To keep your pastry from puffing up in the middle, cover the top of it with aluminum foil and then add dry beans or rice to weight it down.
Pricking it all over with a fork can help let steam out and keep your crust even as well, but don't do it so much that your filling leaks out.
French for "little ribbons," this technique sounds like it has more to do with dresses than cooking.
You take your herbs, your omelet or crepes if you want, stack them and roll them tightly and then slice across the roll to get narrow strips.
It's great for chopping things like lettuce for salad or making garnishes. Chiffonade basil for an Insta-worthy caprese salad.
5. Mise en place
Mise en place is another French term, meaning "to put in place."
Chefs use this to put all of their prepped ingredients in bowls beforehand, so when it's time to start cooking they just have to combine them.
If you feel like washing tons of extra dishes and think this Food Network level of organization is worth it, go for it.
OK, this one doesn't sound that fancy, but it's tricky in practice.
Folding is a way to gently combine a heavier ingredient into a lighter one, like egg whites.
Using a spatula, you lift the ingredients from the bottom and "fold" them over the top. This helps prevent over-mixing because there's nothing tasty about tough pastry and flat soufflés.

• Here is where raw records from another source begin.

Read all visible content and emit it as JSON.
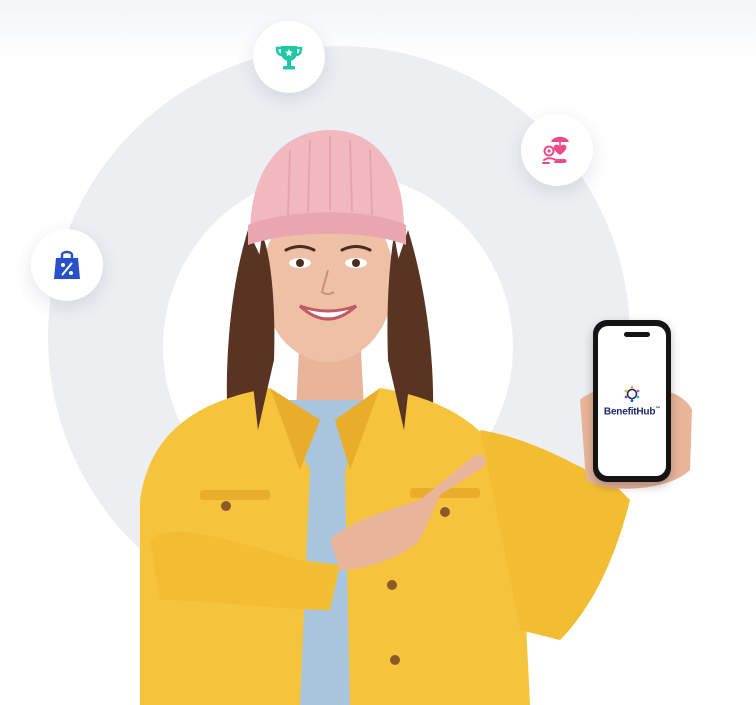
{
  "brand": {
    "name": "BenefitHub",
    "trademark": "™"
  },
  "icons": {
    "top": "trophy-icon",
    "right": "care-heart-umbrella-icon",
    "left": "shopping-bag-percent-icon"
  },
  "colors": {
    "background": "#ffffff",
    "ring": "#eceef2",
    "trophy": "#1ec8a5",
    "care": "#e94c8a",
    "bag": "#2851c9",
    "jacket": "#f6c43c",
    "beanie": "#f1b8c0",
    "brand_text": "#1b2a6b"
  }
}
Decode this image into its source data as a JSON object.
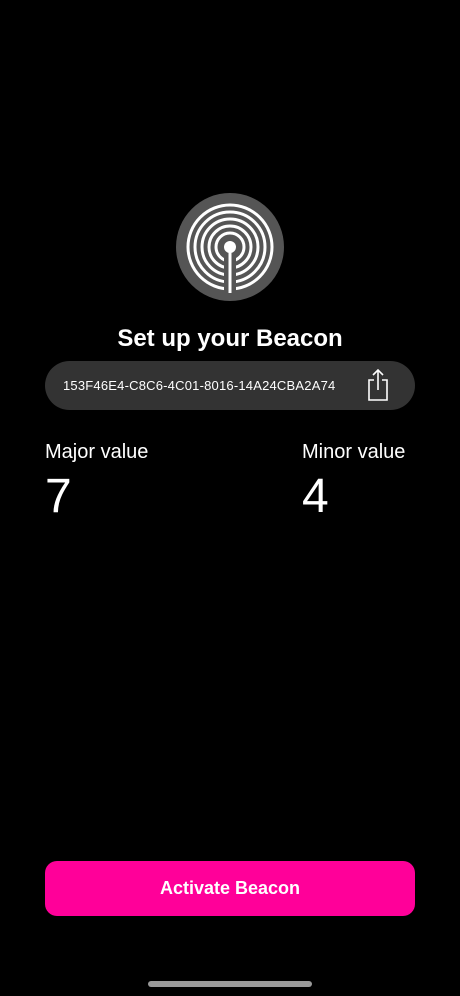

Broiling is cooking directly under an exposed heat source at high temperatures. Or, it's discovering the broil setting on your oven and sticking whatever you want to cook right under the top component.
This is good for finishing dishes if you want to get a nice browned crust on meat, or bubbly cheese on a casserole.
You can also oven broil meats and vegetables, but make sure you're watching. Broiling requires very high temperatures so it's easy for your food to quickly burn.
8. Blanch And Shock
Nope, this isn't what happens when you get your midterms back.
Blanching is when you put food, usually a vegetable, into salted, boiling water for a short amount of time. After you blanch your veggies, you shock them by throwing them in a bowl of ice and cold water.
This stops them from cooking too much and getting mushy, and makes sure your green beans or broccoli stay a nice, bright green. The combination lets you cook veggies quickly while still maintaining flavor and crunch.
A roux ("roo") is a thickener made by combining equal parts flour and fat, usually butter. You whisk them together in a pan and cook over medium heat until the combination starts smelling toasty.
Depending on how long you cook them, you can have a white roux, a blonde roux or a dark roux. The longer you cook a roux, the nuttier the flavor and darker the color.
You can add roux to thicken soups and stews, and it's the key to making killer mac and cheese.
10. Al dente
With the rather unappetizing translation of "to the teeth," this Italian phrase describes the ultimate Italian dish: pasta.
At its simplest, it means cooking pasta just until done so it still has a firm texture.
While most pasta boxes offer instructions for cooking al dente, I find the best method is to take a piece of pasta out periodically during cooking, run it under cold water and try it until you get the right texture.